A la bieb zobbi is a telling example of how the linguistic term can both divide and separate its speakers

Here the speaker declines the assumption of ‘responsibility’ associated with his choosing his current behaviour “over a more consequential or altruistic one,” the three academics write. “The respondent […] negotiates the worth, or social value, of different courses of action and proceeds to resolve the internal dilemma associated with the ‘prioritisation of social values’ through the ABZ stance.”

It’s more than just words

What the study ultimately shows is that għala bieb żobbi is not simply a vulgar term deployed in situations of frustration, or to express indifference.

Apart from being a linguistic utterance like any other, the fact that the same term can be used in so many varied ways, while remaining fully comprehensible to those ‘in the know’, shows that in some instances, successful communication is down to more than just understanding the vocabulary and syntax of any given language. 

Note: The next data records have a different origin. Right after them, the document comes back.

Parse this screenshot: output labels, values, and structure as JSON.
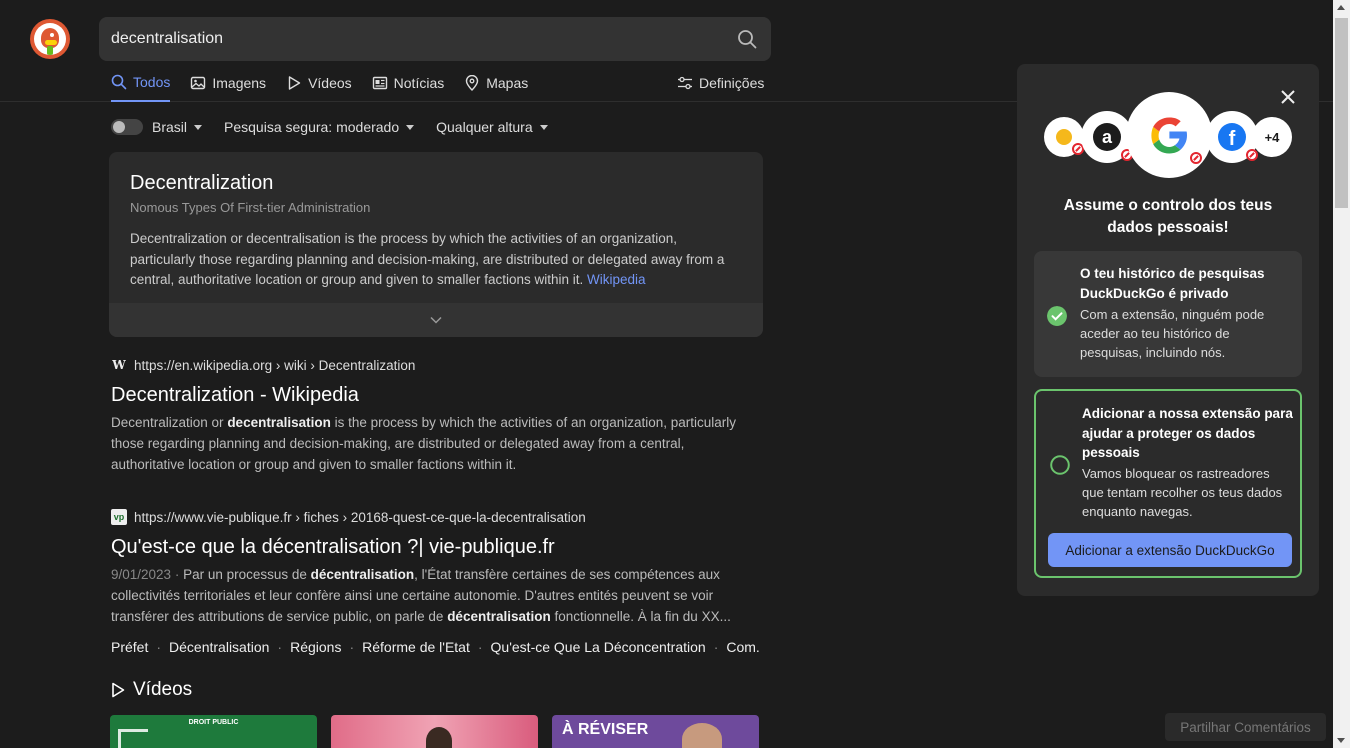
{
  "search": {
    "query": "decentralisation"
  },
  "nav": {
    "tabs": [
      {
        "label": "Todos",
        "icon": "search-icon",
        "active": true
      },
      {
        "label": "Imagens",
        "icon": "image-icon"
      },
      {
        "label": "Vídeos",
        "icon": "play-icon"
      },
      {
        "label": "Notícias",
        "icon": "news-icon"
      },
      {
        "label": "Mapas",
        "icon": "map-pin-icon"
      }
    ],
    "settings_label": "Definições"
  },
  "filters": {
    "region": "Brasil",
    "safe_search": "Pesquisa segura: moderado",
    "time": "Qualquer altura"
  },
  "about": {
    "title": "Decentralization",
    "subtitle": "Nomous Types Of First-tier Administration",
    "text": "Decentralization or decentralisation is the process by which the activities of an organization, particularly those regarding planning and decision-making, are distributed or delegated away from a central, authoritative location or group and given to smaller factions within it.",
    "source": "Wikipedia"
  },
  "results": [
    {
      "url": "https://en.wikipedia.org › wiki › Decentralization",
      "favicon": "W",
      "title": "Decentralization - Wikipedia",
      "snippet_parts": [
        "Decentralization or ",
        "decentralisation",
        " is the process by which the activities of an organization, particularly those regarding planning and decision-making, are distributed or delegated away from a central, authoritative location or group and given to smaller factions within it."
      ]
    },
    {
      "url": "https://www.vie-publique.fr › fiches › 20168-quest-ce-que-la-decentralisation",
      "favicon": "vp",
      "title": "Qu'est-ce que la décentralisation ?| vie-publique.fr",
      "date": "9/01/2023",
      "snippet_parts": [
        "Par un processus de ",
        "décentralisation",
        ", l'État transfère certaines de ses compétences aux collectivités territoriales et leur confère ainsi une certaine autonomie. D'autres entités peuvent se voir transférer des attributions de service public, on parle de ",
        "décentralisation",
        " fonctionnelle. À la fin du XX..."
      ],
      "sitelinks": [
        "Préfet",
        "Décentralisation",
        "Régions",
        "Réforme de l'Etat",
        "Qu'est-ce Que La Déconcentration",
        "Com..."
      ]
    }
  ],
  "videos": {
    "heading": "Vídeos",
    "thumb_texts": [
      "DROIT PUBLIC",
      "À RÉVISER"
    ]
  },
  "popup": {
    "brands": [
      {
        "name": "bing-icon"
      },
      {
        "name": "amazon-icon"
      },
      {
        "name": "google-icon"
      },
      {
        "name": "facebook-icon"
      },
      {
        "name": "more-count",
        "label": "+4"
      }
    ],
    "title": "Assume o controlo dos teus dados pessoais!",
    "card1": {
      "title": "O teu histórico de pesquisas DuckDuckGo é privado",
      "text": "Com a extensão, ninguém pode aceder ao teu histórico de pesquisas, incluindo nós."
    },
    "card2": {
      "title": "Adicionar a nossa extensão para ajudar a proteger os dados pessoais",
      "text": "Vamos bloquear os rastreadores que tentam recolher os teus dados enquanto navegas.",
      "button": "Adicionar a extensão DuckDuckGo"
    }
  },
  "feedback_label": "Partilhar Comentários",
  "colors": {
    "accent": "#7295f6",
    "success": "#6bc46d",
    "brand": "#de5833"
  }
}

In fact, ‘linguistic hinges’ like għala bieb żobbi, “highlight the requirement for understanding the cultural worldviews that inform subjects’ perspectives, if dialogue is to serve as a way to overcome semantic barriers”. 

This brings us back to our earlier point about language being able to break down barriers.

While Sammut, Clark and Kissaun do believe this is possible, what their research suggests is that you need to dig a little bit deeper to take in the full impact of what a term encompasses... especially one as loaded as għala bieb żobbi. 

Unless, you know, you’re just għala la bieb żobbok about the whole thing. 

Source: ‘Dialogue, linguistic hinges and semantic barriers: social psychological uses and functions of a vulgar term’ (Sammut, Clark, Kissaun, Journal for the Theory of Social Behaviour) 

ABZ in popular culture

We’ve just seen how ġhala bieb żobbi has a dynamic role to play in everyday Maltese discourse. So it only stands to reason that it will be represented in our pop culture artefacts – be they aiming high or low. Here are our favourite examples of the term in print, song and online...

ABZ by Karl Consiglio

(Ede Books, 2013)

Though the poet’s efforts at positioning himself as the Maltese Charles Bukowski often fall way off the mark in a lot of these brief missives that aim for pithy ‘street’ verse, nobody can fault the economical power of Karl Consiglio’s choice of title for his debut collection, ‘ABZ’. Indeed, one would be hard pressed to pick a better – even iconic – title for such a publication, which aims to smash to the china shop of ‘proper’ literature to smithereens. (Favourite quote? ‘Il-Gothic/Fit-toilit naghmlu’ [‘Gothic/Is what I do/in the toilet’]). 

Fil-Gallinar Tas-Sultan

(Brikkuni, ‘Trabokk’, 2012)

One of the few truly fist-pumping anthems in Brikkuni’s quieter sophomore album ‘Trabokk’ (still a couple of notches more energetic than their latest, Rub Al Khali, mind), Fil-Gallinar Tas-Sultan’s lyrics are a quirky allegory centred around a purple chicken. But our trusty term comes in to really give the already crowd-pleasing ditty an extra boost. As the circus-like song builds to an eager crescendo, the crowd of eager listeners is further encouraged with a background refrain of ‘x’à la bieb zobbna, x’à la bieb zobbna...’

‘Dun Benit Parody’

(Daniel Dean Kingswell, 2015) 

Malta’s consistently brilliant YouTube parody artist Daniel Dean Kingswell, whose ‘proper’-sounding British name belies the gloriously explosive, profanity-laden videos, which oscillate between toilet-humour silliness and highly necessary satire, burst onto the scene with his video dubs of Dun Benit. Those with any affection for the original genteel sitcom about a beleaguered village priest may not appreciate seeing him turned into a potty-mouthed, racist pervert by means of Kingswell’s dark magic, but those less squeamish will find a lot to love here. Our favourite bit? The cycling Dun Benit speeding past the village during the opening credits and yelling ‘à la żobbiiii!’ to his eager flock.